Alice works on my skin
We got Screaming Cs tattooed on our hips. I'd been hemming and hawing about it for a while. I'm aware that my tattoos further position me as a marginal person in many people's eyes. I've been reading news stories lately by tattoo haters about how getting tattooed is akin to self-harm. Nice girls don't get tattooed. This is precisely the reason why I went ahead: I'm not and don't want to be a nice girl.

We didn't pretty-up the artwork, we used the original drawings as source material and our tattooist, Alice at Divine Canvas, was faithful to it. It looks like someone has taken a biro and scratched it onto us, which is not so far from what actually happened. The blood droplets are red.

I realised on the day that so much of today's tattoo aesthetic is about prettiness, 'a work of art on your skin,' an inflated idea of art, or 'good art,' taste, which of course is all about class and cultural capital (knowing what the 'right' art is, for example). I like bad art, cruddiness, things that are bodged together. I don't care so much about prettiness. It's one of those things that I conflate with being nice: "nice and pretty". This is not what I'm looking for in life.

My favourite tattoos on other people are ones that would be deemed crap: the group of friends who got a banana tattooed because it was only a tenner; a wonky Siouxsie Sioux; dots made with a sewing needle and ink; a friend who has a cartoon penis and fanny tattooed on her ankles; a pal who has a devil with the words 'Not sorry' underneath, and so on. It's no coincidence that these tattoos are always the cheapest ones in the shop, or homemade, they don't cost the equivalent of a small car.

Having a Screaming C tattoo feels like part of the work of feeling at home in my body as a fat person; it's playful, silly, has meaning and is nothing more than what it is. It felt freeing committing to a tattoo that is not about high-minded aesthetics but is connected to something more basic.

Anyway, getting our tattoos was a lot of fun, not very expensive, and now they are healing nicely and I'm looking forwards to flashing mine from time to time.
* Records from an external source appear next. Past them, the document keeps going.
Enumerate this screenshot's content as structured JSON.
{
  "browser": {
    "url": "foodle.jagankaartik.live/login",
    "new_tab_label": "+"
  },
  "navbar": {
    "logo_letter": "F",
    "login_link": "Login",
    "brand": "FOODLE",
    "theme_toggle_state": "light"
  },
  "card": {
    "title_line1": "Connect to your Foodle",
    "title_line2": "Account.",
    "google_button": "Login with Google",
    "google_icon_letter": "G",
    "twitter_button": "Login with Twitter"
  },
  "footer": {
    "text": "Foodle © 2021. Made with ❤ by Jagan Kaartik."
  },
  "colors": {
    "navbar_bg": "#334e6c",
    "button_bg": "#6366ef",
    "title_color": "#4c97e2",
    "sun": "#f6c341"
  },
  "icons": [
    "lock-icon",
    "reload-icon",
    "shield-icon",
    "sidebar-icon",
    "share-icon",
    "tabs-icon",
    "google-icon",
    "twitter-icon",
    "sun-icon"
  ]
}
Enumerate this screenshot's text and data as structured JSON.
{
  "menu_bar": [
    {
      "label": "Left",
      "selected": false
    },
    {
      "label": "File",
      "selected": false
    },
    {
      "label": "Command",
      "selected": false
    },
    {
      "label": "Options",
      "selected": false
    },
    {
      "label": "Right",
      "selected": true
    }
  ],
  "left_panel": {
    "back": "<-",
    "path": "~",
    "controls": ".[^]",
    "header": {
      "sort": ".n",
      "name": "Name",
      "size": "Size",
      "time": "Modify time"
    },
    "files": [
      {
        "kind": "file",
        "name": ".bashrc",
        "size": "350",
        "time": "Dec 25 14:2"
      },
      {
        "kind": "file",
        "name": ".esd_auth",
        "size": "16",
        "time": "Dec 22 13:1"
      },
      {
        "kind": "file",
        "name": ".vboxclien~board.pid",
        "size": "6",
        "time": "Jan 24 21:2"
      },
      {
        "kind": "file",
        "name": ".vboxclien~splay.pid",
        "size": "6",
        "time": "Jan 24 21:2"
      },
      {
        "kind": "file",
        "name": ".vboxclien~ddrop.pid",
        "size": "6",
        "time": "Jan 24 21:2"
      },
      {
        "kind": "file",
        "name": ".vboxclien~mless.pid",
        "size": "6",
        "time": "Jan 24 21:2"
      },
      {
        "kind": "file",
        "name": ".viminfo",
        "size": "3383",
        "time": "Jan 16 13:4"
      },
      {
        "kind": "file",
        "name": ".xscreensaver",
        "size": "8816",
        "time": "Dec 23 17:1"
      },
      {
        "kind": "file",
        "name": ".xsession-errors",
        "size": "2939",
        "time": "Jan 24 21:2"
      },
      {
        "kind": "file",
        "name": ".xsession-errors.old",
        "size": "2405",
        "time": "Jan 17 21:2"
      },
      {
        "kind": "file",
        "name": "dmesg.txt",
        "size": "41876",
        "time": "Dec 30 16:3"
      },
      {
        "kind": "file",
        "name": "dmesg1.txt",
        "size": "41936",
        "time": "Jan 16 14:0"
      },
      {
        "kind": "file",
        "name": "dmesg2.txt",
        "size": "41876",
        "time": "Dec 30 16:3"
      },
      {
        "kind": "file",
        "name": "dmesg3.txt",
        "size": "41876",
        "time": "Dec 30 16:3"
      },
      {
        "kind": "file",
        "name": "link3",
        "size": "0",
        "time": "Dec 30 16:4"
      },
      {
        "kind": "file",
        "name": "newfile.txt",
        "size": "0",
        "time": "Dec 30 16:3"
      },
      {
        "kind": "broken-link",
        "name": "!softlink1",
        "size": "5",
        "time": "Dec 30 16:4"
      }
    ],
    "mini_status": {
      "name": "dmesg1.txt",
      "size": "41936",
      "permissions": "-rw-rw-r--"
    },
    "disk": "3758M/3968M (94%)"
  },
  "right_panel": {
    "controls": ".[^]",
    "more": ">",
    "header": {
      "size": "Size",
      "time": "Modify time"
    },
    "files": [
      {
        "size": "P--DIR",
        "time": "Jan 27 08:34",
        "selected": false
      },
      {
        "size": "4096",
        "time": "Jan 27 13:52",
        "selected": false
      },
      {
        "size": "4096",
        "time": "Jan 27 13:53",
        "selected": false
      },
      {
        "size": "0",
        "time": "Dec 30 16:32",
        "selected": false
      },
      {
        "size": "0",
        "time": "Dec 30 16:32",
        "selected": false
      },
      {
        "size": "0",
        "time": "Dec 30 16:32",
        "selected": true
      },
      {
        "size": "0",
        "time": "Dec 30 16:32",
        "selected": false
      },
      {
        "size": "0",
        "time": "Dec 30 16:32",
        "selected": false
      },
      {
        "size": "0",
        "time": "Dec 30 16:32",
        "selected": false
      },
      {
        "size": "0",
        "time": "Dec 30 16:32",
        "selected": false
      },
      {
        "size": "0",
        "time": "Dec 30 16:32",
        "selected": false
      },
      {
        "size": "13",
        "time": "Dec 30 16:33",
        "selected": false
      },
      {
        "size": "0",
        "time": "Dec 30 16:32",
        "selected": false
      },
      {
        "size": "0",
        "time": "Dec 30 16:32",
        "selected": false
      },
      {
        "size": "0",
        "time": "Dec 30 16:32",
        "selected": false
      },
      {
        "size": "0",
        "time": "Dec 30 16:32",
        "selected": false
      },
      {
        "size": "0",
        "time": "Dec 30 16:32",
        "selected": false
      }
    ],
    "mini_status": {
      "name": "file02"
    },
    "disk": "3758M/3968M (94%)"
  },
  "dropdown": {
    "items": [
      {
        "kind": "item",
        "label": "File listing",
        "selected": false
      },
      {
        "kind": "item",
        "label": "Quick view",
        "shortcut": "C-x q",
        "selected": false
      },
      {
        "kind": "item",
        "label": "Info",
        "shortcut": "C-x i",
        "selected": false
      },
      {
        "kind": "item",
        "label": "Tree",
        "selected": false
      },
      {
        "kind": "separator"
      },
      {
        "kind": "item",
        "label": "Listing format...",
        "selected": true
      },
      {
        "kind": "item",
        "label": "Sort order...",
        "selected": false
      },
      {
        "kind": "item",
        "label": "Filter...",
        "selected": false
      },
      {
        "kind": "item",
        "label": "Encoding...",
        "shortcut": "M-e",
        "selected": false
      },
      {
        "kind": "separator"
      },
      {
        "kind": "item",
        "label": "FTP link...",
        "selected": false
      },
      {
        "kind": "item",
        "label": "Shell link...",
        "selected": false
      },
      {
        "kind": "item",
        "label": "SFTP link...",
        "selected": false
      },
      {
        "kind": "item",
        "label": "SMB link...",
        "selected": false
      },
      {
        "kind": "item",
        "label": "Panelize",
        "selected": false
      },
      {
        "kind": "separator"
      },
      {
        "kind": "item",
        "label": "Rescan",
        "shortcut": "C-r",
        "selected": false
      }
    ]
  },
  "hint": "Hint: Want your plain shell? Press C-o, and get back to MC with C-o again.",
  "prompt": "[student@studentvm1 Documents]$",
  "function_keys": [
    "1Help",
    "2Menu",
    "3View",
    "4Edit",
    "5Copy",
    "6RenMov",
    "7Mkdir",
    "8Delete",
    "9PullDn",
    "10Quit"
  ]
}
Some people said that they also wanted to get Screaming C tattoos. I'd rather they went for something more original than copying my tattoo, but it's up to them what they do. The experience has made me think of other fat activists and their tattoos, and it's led me to wonder about fat activist tattoo aesthetics.

I hope commenters will chip in with their own thoughts and pictures, but at the moment it seems to me that a fat activist tattoo often has one or more of the following qualities: cute renditions of junk food; slogans, especially Riots not Diets, inspirational quotes; vintage-cute renditions of fat figures, maybe cartoons, or traditional Western tattoo culture figures (they might have names that I don't know); fat animals, pigs, whales, cows, manatees and so on. Fat activist tattoos are placed on parts of the body that are coded as problematic in the rhetoric of weight loss: bellies, thighs, fat rolls are popular. A theme emerges where fat and tattoos converge where bodies are embellished by flowers, the natural world, sea creatures; these symbols beautify bodies that are reclaimed from, for example, medicalisation and fatphobia, with love that has been hard-fought in many cases, they say to me something like: "My fat body is beautiful and worth beautifying."

Obligatory dodgy tattoo selfie with added flowery knickers
So where might this go? I don't want to yuck anybody's yum, I wish power to all fat people and their beloved tattoos, but what happens if a tattoo is not necessarily about being beautiful? What happens if tattoos undermine discourses of beauty? What might happen if fat activists question the trend towards cuteness? What's that cuteness about anyway? What might a fat activist tattoo - or aesthetic more generally - develop into? A tattoo of a raised fat fist? A trashed set of scales? A broken chair? The cover of Shadow on a Tightrope? I want to see more of this stuff! Fat activists, unleash your imaginations, it's only skin after all.